Records from a data collection
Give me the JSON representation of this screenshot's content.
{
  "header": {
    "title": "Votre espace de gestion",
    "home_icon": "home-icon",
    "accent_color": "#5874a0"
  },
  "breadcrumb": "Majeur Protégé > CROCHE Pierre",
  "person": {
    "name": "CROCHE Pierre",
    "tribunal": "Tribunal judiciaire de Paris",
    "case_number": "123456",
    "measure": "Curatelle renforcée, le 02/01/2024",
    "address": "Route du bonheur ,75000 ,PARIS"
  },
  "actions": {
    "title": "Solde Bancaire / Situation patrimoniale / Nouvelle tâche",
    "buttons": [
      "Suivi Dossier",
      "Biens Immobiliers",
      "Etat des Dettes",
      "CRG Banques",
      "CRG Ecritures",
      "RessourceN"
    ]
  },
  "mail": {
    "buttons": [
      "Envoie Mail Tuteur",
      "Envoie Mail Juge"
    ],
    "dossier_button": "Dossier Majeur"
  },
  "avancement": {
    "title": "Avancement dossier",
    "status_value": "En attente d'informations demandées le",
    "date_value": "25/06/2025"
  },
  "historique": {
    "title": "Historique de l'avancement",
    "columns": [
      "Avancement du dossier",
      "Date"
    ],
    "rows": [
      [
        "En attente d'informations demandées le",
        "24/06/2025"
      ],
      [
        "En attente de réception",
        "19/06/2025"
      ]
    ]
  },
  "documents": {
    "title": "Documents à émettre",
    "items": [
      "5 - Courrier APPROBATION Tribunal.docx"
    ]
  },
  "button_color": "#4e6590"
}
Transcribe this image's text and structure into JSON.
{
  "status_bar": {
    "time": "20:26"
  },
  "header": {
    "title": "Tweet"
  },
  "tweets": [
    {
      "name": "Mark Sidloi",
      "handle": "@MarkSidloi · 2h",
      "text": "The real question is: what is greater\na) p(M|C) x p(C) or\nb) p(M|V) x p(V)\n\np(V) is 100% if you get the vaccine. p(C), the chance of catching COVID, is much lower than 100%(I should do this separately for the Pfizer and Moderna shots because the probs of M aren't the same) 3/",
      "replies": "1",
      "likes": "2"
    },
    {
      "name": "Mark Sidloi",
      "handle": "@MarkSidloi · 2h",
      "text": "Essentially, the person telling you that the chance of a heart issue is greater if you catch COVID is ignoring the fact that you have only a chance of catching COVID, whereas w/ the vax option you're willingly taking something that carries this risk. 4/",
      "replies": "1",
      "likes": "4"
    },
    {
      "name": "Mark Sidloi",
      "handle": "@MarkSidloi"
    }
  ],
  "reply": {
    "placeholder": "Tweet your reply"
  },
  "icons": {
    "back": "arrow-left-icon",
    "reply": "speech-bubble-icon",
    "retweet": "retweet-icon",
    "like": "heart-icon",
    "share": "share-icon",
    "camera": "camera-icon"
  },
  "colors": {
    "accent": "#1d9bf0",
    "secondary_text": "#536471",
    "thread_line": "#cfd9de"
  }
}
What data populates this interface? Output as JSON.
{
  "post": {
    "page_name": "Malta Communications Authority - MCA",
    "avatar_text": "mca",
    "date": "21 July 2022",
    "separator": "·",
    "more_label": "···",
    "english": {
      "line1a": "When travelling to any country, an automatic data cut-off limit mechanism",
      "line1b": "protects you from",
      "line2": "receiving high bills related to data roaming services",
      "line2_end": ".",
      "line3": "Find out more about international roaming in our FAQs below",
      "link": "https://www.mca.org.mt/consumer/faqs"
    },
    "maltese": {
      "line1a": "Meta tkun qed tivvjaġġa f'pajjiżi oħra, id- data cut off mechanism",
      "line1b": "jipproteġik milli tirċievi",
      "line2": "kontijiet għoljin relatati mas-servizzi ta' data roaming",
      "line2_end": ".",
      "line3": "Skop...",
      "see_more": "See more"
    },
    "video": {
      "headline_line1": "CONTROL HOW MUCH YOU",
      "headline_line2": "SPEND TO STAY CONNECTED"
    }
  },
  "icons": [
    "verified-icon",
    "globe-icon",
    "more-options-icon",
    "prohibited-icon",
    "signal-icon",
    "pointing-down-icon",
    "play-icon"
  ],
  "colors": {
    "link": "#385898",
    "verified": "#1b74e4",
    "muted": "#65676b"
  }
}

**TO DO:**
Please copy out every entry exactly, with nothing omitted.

**EXERCISE SOLUTION:**
Give me the JSON representation of this screenshot's content.
{
  "header": {
    "title": "Votre espace de gestion",
    "home_icon": "home-icon",
    "accent_color": "#5874a0"
  },
  "breadcrumb": "Majeur Protégé > CROCHE Pierre",
  "person": {
    "name": "CROCHE Pierre",
    "tribunal": "Tribunal judiciaire de Paris",
    "case_number": "123456",
    "measure": "Curatelle renforcée, le 02/01/2024",
    "address": "Route du bonheur ,75000 ,PARIS"
  },
  "actions": {
    "title": "Solde Bancaire / Situation patrimoniale / Nouvelle tâche",
    "buttons": [
      "Suivi Dossier",
      "Biens Immobiliers",
      "Etat des Dettes",
      "CRG Banques",
      "CRG Ecritures",
      "RessourceN"
    ]
  },
  "mail": {
    "buttons": [
      "Envoie Mail Tuteur",
      "Envoie Mail Juge"
    ],
    "dossier_button": "Dossier Majeur"
  },
  "avancement": {
    "title": "Avancement dossier",
    "status_value": "En attente d'informations demandées le",
    "date_value": "25/06/2025"
  },
  "historique": {
    "title": "Historique de l'avancement",
    "columns": [
      "Avancement du dossier",
      "Date"
    ],
    "rows": [
      [
        "En attente d'informations demandées le",
        "24/06/2025"
      ],
      [
        "En attente de réception",
        "19/06/2025"
      ]
    ]
  },
  "documents": {
    "title": "Documents à émettre",
    "items": [
      "5 - Courrier APPROBATION Tribunal.docx"
    ]
  },
  "button_color": "#4e6590"
}
Transcribe this image's text and structure into JSON.
{
  "status_bar": {
    "time": "20:26"
  },
  "header": {
    "title": "Tweet"
  },
  "tweets": [
    {
      "name": "Mark Sidloi",
      "handle": "@MarkSidloi · 2h",
      "text": "The real question is: what is greater\na) p(M|C) x p(C) or\nb) p(M|V) x p(V)\n\np(V) is 100% if you get the vaccine. p(C), the chance of catching COVID, is much lower than 100%(I should do this separately for the Pfizer and Moderna shots because the probs of M aren't the same) 3/",
      "replies": "1",
      "likes": "2"
    },
    {
      "name": "Mark Sidloi",
      "handle": "@MarkSidloi · 2h",
      "text": "Essentially, the person telling you that the chance of a heart issue is greater if you catch COVID is ignoring the fact that you have only a chance of catching COVID, whereas w/ the vax option you're willingly taking something that carries this risk. 4/",
      "replies": "1",
      "likes": "4"
    },
    {
      "name": "Mark Sidloi",
      "handle": "@MarkSidloi"
    }
  ],
  "reply": {
    "placeholder": "Tweet your reply"
  },
  "icons": {
    "back": "arrow-left-icon",
    "reply": "speech-bubble-icon",
    "retweet": "retweet-icon",
    "like": "heart-icon",
    "share": "share-icon",
    "camera": "camera-icon"
  },
  "colors": {
    "accent": "#1d9bf0",
    "secondary_text": "#536471",
    "thread_line": "#cfd9de"
  }
}
What data populates this interface? Output as JSON.
{
  "post": {
    "page_name": "Malta Communications Authority - MCA",
    "avatar_text": "mca",
    "date": "21 July 2022",
    "separator": "·",
    "more_label": "···",
    "english": {
      "line1a": "When travelling to any country, an automatic data cut-off limit mechanism",
      "line1b": "protects you from",
      "line2": "receiving high bills related to data roaming services",
      "line2_end": ".",
      "line3": "Find out more about international roaming in our FAQs below",
      "link": "https://www.mca.org.mt/consumer/faqs"
    },
    "maltese": {
      "line1a": "Meta tkun qed tivvjaġġa f'pajjiżi oħra, id- data cut off mechanism",
      "line1b": "jipproteġik milli tirċievi",
      "line2": "kontijiet għoljin relatati mas-servizzi ta' data roaming",
      "line2_end": ".",
      "line3": "Skop...",
      "see_more": "See more"
    },
    "video": {
      "headline_line1": "CONTROL HOW MUCH YOU",
      "headline_line2": "SPEND TO STAY CONNECTED"
    }
  },
  "icons": [
    "verified-icon",
    "globe-icon",
    "more-options-icon",
    "prohibited-icon",
    "signal-icon",
    "pointing-down-icon",
    "play-icon"
  ],
  "colors": {
    "link": "#385898",
    "verified": "#1b74e4",
    "muted": "#65676b"
  }
}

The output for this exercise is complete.